I am about to self publish for the first time. Is it common to create a registered company when you self publish? I like the idea of separating my book revenue from my regular revenue and having my own bank account just for any book revenue as well as website or book-related expenses. Has anyone else done this when self publishing?
I've self-published three books. Yes, I created a company for this.
I don't know where you live. The legal steps to create a new business are a lot more involved in some places than others.
Here in Michigan, United States, all I needed to do was fill out a form and file it with the county clerk, pay a modest fee, I think it was $50, something like that, and my business was registered for five years. Then I have to renew it every five years. Basically that just says that I'm allowed to do business under the company name.
My business is also registered with the U.S. Copyright Office and the Library of Congress as a publishing company. I used the business name on my last two books for the imprint, i.e. the title page says "Published by" my business and the logo on the spine is my logo.
When I lived in Ohio I created a business -- not related to writing, but that's not the point -- and there was a little more paperwork and a little more cost, but still in the same ballpark.

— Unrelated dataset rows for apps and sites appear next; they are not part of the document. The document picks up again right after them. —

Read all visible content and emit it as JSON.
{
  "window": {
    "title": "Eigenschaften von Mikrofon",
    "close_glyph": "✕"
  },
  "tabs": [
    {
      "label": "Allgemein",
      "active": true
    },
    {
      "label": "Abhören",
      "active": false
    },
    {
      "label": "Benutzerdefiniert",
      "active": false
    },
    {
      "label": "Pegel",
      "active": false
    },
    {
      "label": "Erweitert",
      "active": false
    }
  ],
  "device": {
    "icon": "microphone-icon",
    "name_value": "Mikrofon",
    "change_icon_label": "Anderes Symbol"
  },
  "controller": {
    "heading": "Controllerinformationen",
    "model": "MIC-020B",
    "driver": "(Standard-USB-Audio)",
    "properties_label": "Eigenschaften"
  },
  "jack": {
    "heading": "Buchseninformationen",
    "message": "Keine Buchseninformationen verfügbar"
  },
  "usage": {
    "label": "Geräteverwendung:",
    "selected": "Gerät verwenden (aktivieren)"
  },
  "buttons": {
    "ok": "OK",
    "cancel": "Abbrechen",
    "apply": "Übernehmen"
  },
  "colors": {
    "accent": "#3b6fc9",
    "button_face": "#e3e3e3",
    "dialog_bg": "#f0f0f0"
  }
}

I'm talking here about creating a sole proprietorship. That is, the business is just a name. Legally, your money and the business's money are the same. When you do your taxes the business income is added in to your personal income, etc. If you want to create a corporation or a limited liability company, that's more work.
In response to your comment about using a pseudonym:
The following is excerpted from the instructions for filling out the form to register a copyright:
What Is a “Work Made for Hire”? A “work made for hire” is defined as (1) “a work prepared by an employee within the scope of his or her employment”; or (2) “a work specially ordered or commissioned for use as a contribution to a collective work, as a part of a motion picture or other audiovisual work, as a translation, as a supplementary work, as a compilation, as an instructional text, as a test, as answer material for a test, or as an atlas, if the parties expressly agree in a written instrument signed by them that the works shall be considered a work made for hire.” If you have checked “Yes” to indicate that the work was “made for hire,” you must give the full legal name of the employer (or other person for whom the work was prepared). You may also include the name of the employee along with the name of the employer (for example: “Elster Publishing Co., employer for hire of John Ferguson”).
“Anonymous” or “Pseudonymous” Work: An author’s contribution to a work is “anonymous” if that author is not identified on the copies or phonorecords of the work. An author’s contribution to a work is “pseudonymous” if that author is identified on the copies or phonorecords under a fictitious name. If the work is “anonymous” you may: (1) leave the line blank; or (2) state “anonymous” on the line; or (3) reveal the author’s identity. If the work is “pseudonymous” you may: (1) leave the line blank; or (2) give the pseudonym and identify it as such (for example: “Huntley Haverstock, pseudonym”); or (3) reveal the author’s name, making clear which is the real name and which is the pseudonym (for example, “Judith Barton, whose pseudonym is Madeline Elster”). However, the citizenship or domicile of the author must be given in all cases.
I self-published a non-fiction work, not a novel, but much of your questions apply to both.
I did not create a separate company, but it might not be a bad idea if you plan to make a real business out of this (which is a good mindset to adopt). In my case it wouldn't have been worth it, but that's a reflection of my being insufficiently committed to the process to self-publish successfully.
Kindle is a common place to start because it has a large audience, and potentially doesn't cost anything. If you're only interested in ePublishing that's a bit of a different question than if you want to self-publish physical books.
Dan Poynter's "Self Publishing Manual" is oriented towards non-fiction, but it's an excellent overview of the business of self-publishing by someone who actually did it successfully.
My own personal advice is to self-publish if-and-only-if you are a gifted and dedicated salesperson, fully prepared to treat your book as a product that you will have to market and sell entirely by yourself.